So there you go – that’s our March solution: super-space records from yesterday and today! You’ll be so far-out you won’t know where you’re at. And that’s the place to be.  


What we said about March? DITTO for April! If you need space in your store for the myriad predictable RSD reissues and split-singles INSTEAD of the new Cate Le Bon and Neil Michael Hagerty & The Howling Hex releases, we know what business you’re in – and it’s not the business of elevating consciousness in the name of capitalism! You have somehow forgotten that we can aspire to having both (as we continue to slowly go broke! – keepin’ it Apreal ed.), instead of just pitching to the lowest common denominator in order to keep your idiot LIGHTS on. That was supposed to be the upside of the industry collapse – the detritus at the top of pyramid rendered useless! Now the chicanery of the old order reappears, repackaged to stroke the public’s need for nostalgia. People, the big bands AIN'T coming back! Rock and roll ISN'T here to stay! On a clear day, you CAN’T see forever! Baby, be real – but more importantly than that, get Crab Day by Cate Le Bon and Denver by Neil Michael Hagerty & The Howling Hex! This is what very new music that perfectly anticipates (yet doesn’t care) what you think (but has a very powerful role in your life) sounds like! More about these fascinatingly-elusive (and new!) records next month – and the month after! And until the end of our time on this planet. These are the right kinds of records to spend time talking about until we die.


But Ghod – aren’t we sick of talking about records round about now? Hasn’t newsletter fatigue set in? At the end of the day, do we really have the strength for much more? OF COURSE WE DO. That’s why there’s clubs, theatres, auditoriums, stadiums and whatever they call places like The Empty Bottle (rhymes with pit-bowls). And that’s why artists you mustn’t miss will be playing live in the ultimately merry (and disconcertingly warm) months of February and March: Ty Segall! Bonnie ‘Prince’ Billy! Neil Hamburger! David Grubbs! Joanna Newsom! Rangda! Cate Le Bon! Six Organs of Admittance! Alasdair Roberts! Laetitia Sadier! When the sun goes down, you’ve got good options.  Check your local listings! Or better yet – check our Tour Page, it’s got it all!
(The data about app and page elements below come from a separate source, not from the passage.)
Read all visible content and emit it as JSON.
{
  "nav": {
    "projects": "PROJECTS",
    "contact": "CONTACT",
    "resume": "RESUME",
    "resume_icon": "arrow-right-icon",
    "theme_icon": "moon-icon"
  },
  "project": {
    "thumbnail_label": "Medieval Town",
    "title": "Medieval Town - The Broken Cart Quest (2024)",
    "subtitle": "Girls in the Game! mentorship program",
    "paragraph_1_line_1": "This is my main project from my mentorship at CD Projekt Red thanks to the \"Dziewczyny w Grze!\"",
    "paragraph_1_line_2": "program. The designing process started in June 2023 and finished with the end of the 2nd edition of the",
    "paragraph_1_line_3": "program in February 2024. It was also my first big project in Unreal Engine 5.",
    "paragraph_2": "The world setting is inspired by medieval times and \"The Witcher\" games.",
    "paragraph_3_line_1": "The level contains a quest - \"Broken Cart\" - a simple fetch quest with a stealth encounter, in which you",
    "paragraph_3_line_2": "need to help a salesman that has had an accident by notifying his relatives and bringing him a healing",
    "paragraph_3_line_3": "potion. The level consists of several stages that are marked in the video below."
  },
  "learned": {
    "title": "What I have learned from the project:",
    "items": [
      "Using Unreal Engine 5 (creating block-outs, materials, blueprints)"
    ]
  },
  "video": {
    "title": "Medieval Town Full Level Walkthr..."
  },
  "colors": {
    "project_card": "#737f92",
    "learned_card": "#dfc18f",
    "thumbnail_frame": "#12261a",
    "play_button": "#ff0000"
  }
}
YES, we’re gonna have releases in May! But our jaws are tired (our typing jaws), so we’ll save a little something for next time. See you in March – until then, keep your Ides open and your beards to the ground! 

Rian Murphy

Drag City Records

February 2016